Noah's Ark Zoo Farm, a registered charity, can be found in Wraxall. It is one of the first to stock wonky Christmas trees, which are said to be "full of character."

Chris Brookes, catering and retail manager at the zoo, said: “These trees which are sourced locally come in a range of slightly unusual and truly unique shapes, making them full of character!”

According to the zoo farm, 26% of Brits have less than £300 to cover the costs associated with Christmas, which includes presents, decorations and food and drink.

Larry Bush, managing director of Noah’s Ark, said: “With the cost-of-living crisis impacting many families across the UK, we are pleased to offer a sustainable and cost-effective way to purchase a traditional Christmas tree, for a fraction of the cost of a typical tree.

"The figures show that the average price for a standard Christmas tree in the UK this year will be £88. However, our starting price for a real tree is just £25.
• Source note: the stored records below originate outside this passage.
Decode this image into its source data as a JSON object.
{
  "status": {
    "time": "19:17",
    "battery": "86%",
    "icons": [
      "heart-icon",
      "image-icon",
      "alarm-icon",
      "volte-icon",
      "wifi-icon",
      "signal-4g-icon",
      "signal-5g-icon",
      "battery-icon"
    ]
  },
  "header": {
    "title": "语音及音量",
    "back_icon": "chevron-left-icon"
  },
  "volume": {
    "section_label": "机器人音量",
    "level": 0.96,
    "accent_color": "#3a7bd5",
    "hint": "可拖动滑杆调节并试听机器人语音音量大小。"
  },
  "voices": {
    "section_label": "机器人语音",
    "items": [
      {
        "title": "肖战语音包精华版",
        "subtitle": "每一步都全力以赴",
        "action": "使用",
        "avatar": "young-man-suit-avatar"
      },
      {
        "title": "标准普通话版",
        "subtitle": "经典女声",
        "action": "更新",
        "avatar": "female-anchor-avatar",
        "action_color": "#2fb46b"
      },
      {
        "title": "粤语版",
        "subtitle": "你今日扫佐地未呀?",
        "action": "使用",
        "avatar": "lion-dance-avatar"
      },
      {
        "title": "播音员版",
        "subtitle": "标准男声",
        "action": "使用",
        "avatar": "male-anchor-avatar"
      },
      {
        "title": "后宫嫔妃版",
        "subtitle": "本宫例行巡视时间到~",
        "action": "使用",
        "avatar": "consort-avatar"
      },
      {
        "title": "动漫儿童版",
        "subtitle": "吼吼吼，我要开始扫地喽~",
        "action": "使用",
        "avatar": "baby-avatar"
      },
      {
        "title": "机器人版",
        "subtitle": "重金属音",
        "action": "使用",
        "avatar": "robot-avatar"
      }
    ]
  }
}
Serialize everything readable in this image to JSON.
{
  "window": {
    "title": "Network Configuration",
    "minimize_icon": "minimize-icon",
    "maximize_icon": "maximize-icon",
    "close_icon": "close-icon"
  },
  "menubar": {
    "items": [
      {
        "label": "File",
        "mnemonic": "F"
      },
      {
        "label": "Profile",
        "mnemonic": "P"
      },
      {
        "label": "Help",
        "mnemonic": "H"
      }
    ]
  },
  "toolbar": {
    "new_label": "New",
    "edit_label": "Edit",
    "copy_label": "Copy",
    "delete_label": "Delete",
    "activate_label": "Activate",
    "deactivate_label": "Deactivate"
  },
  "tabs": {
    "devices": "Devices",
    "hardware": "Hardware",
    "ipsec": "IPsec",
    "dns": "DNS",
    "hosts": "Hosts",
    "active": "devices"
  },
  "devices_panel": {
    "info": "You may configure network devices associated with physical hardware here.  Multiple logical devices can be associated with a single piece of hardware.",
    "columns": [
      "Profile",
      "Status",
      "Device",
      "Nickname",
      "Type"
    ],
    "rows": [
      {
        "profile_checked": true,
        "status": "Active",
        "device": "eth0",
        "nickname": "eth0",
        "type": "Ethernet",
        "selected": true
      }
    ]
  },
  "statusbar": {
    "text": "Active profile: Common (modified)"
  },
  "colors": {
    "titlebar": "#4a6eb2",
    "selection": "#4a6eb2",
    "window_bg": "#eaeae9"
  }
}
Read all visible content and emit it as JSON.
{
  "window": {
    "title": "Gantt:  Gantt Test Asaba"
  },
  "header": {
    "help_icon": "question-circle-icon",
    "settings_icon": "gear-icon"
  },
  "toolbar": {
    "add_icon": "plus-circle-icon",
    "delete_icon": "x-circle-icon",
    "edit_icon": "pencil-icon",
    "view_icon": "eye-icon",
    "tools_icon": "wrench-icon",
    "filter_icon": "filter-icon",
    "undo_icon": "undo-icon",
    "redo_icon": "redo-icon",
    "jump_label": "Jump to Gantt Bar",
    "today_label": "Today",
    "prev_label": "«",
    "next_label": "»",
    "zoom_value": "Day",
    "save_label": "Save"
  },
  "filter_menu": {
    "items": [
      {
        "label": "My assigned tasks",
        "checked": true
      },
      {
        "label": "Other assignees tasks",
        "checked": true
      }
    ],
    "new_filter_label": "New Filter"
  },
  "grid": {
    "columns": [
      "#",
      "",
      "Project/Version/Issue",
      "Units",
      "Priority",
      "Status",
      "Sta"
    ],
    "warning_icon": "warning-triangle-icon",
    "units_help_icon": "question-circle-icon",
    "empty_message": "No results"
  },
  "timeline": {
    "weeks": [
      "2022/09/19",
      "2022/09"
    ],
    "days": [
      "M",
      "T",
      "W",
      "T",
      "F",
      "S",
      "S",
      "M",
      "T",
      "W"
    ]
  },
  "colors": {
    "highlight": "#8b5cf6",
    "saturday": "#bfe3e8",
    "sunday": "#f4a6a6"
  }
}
“We’re very excited to see how our visitors will get creative with their wonky Christmas trees. Some of the trees have two heads, so families won’t have to make the tough decision about who gets the all-important job of placing the star at the top of the tree!”

The wonky trees can be viewed in their full glory at the Wonky Christmas Tree walk-through, which is included with zoo admission.

25 years ago, dairy farmers Anthony and Christina Bush opened the zoo's gates to the public, encouraging their first visitors to take part in a variety of fun farm activities like bottle feeding lambs, tractor rides and playing in the straw den.

As the farm gained more popularity, they added more species to their collection, including Rhinos, Giraffes, Lions, Spectacled Bears and African Elephants, taking advantage of their 100 acres of countryside to create large enclosures.

The zoo now boasts the largest Elephant habitat in the UK.

Staff from the zoo also make 20,000 school visits each year, as well as undertaking outreach visits to schools, care homes and holiday clubs to educate people on the importance of conservation.